DIRECTIONS FOR THIS TASK
A single number is expected: the count of lines below where the word "شیراز" occurs.

INFORMATION GIVEN
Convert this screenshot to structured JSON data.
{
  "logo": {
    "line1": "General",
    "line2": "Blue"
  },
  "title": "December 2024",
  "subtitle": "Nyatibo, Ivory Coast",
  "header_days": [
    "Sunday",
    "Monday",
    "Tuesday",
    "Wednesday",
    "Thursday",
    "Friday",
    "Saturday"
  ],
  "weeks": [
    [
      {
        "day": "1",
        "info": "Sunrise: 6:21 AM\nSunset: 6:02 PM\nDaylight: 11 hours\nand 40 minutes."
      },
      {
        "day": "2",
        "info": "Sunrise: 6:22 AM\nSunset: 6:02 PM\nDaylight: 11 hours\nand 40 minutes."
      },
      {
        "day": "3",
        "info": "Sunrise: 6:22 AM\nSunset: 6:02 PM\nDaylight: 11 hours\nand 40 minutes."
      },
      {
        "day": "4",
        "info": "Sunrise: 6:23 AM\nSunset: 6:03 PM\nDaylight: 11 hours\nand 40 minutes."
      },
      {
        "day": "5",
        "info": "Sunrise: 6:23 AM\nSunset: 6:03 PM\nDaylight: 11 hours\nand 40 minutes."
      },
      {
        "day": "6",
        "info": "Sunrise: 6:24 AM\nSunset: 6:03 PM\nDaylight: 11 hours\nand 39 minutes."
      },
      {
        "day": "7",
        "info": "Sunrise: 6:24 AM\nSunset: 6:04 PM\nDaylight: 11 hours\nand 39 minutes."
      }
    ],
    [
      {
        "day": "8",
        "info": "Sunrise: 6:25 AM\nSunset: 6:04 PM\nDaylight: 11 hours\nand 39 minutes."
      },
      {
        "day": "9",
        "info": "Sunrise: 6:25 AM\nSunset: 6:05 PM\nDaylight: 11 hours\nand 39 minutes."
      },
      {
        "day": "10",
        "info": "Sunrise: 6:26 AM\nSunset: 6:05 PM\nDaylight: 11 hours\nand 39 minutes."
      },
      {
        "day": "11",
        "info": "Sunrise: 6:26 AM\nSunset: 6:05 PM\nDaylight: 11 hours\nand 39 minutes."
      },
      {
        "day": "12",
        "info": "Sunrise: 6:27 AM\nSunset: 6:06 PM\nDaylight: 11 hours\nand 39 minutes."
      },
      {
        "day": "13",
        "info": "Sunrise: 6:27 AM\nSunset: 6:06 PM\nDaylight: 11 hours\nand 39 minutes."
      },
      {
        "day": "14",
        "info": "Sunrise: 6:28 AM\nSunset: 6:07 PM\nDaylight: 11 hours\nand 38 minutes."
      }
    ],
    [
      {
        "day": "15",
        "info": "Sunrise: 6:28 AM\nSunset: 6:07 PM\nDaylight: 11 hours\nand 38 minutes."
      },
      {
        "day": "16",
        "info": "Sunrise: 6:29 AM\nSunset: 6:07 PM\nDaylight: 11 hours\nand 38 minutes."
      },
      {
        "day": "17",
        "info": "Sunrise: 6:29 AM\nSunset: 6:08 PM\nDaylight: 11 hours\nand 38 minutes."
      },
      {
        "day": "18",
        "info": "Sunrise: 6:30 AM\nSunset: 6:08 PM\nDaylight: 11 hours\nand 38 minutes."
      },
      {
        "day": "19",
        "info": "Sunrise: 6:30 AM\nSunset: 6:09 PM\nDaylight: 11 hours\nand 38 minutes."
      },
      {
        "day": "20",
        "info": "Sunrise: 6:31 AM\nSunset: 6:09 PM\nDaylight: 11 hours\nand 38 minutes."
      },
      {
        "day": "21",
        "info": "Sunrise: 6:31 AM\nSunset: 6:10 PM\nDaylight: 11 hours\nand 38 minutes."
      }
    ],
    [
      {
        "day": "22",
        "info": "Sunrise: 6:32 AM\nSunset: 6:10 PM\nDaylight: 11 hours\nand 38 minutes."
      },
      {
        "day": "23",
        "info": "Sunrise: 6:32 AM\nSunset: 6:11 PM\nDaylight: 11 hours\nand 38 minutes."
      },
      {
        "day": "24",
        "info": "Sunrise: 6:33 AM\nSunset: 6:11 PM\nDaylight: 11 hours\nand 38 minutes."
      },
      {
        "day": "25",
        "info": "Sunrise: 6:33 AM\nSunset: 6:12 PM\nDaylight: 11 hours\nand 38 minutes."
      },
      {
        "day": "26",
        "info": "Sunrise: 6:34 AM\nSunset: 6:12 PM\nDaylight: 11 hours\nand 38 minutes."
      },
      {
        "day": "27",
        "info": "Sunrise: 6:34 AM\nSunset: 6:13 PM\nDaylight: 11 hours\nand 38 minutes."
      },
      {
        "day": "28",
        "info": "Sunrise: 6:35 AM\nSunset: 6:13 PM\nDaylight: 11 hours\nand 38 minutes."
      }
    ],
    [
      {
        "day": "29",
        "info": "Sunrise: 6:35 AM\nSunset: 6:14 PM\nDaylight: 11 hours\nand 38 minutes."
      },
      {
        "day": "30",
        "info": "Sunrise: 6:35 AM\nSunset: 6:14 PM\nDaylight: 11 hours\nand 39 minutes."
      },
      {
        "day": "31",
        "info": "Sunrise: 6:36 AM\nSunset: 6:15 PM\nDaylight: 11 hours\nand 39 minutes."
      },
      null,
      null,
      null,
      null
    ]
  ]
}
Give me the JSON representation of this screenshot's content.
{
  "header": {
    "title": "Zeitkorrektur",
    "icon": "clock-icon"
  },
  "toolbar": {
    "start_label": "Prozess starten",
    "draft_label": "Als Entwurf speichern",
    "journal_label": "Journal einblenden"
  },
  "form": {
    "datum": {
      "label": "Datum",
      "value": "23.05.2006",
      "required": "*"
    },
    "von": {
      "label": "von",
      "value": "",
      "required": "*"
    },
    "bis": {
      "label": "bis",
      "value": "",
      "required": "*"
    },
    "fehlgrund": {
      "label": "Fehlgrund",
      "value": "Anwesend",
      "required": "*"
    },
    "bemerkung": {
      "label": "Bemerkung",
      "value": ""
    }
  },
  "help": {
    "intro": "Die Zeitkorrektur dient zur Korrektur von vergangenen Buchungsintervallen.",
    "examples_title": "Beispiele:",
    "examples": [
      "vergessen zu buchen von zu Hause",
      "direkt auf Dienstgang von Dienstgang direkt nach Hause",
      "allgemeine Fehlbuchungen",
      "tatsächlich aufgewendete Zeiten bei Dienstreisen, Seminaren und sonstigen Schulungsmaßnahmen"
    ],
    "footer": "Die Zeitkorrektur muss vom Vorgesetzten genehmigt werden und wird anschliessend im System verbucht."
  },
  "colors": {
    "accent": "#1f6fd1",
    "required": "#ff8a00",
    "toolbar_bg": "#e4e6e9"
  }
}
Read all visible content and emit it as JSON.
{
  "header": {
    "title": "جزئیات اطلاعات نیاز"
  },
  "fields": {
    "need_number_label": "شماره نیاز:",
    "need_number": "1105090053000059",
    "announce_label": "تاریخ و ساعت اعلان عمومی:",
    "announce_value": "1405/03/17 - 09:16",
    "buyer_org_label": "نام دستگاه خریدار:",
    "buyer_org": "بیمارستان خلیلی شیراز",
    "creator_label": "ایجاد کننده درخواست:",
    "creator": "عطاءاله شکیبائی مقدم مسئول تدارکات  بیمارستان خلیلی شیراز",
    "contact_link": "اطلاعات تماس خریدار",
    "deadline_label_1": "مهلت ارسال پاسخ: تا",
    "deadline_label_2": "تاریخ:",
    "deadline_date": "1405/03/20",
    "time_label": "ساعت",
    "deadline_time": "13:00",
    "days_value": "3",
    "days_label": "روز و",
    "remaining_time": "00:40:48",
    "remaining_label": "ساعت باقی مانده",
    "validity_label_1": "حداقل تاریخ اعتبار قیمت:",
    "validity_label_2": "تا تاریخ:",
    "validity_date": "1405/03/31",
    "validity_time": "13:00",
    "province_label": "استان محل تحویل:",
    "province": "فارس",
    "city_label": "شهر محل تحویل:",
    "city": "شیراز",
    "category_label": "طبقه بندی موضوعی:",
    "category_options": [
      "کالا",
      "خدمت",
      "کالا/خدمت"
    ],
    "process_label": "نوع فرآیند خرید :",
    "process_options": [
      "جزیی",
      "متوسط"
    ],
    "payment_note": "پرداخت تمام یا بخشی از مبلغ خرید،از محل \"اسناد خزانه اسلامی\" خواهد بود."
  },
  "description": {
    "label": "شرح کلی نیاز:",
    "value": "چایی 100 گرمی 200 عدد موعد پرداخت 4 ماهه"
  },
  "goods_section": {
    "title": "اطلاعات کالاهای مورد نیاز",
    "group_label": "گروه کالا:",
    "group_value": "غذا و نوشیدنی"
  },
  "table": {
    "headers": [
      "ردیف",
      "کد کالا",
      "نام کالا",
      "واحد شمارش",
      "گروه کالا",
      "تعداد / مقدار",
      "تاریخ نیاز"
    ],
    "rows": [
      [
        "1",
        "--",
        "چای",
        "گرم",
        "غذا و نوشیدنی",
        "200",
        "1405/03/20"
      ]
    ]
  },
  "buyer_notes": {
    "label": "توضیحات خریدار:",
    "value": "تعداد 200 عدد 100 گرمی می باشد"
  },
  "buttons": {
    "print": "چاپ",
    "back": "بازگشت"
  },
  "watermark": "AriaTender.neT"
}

ANSWER SPACE
3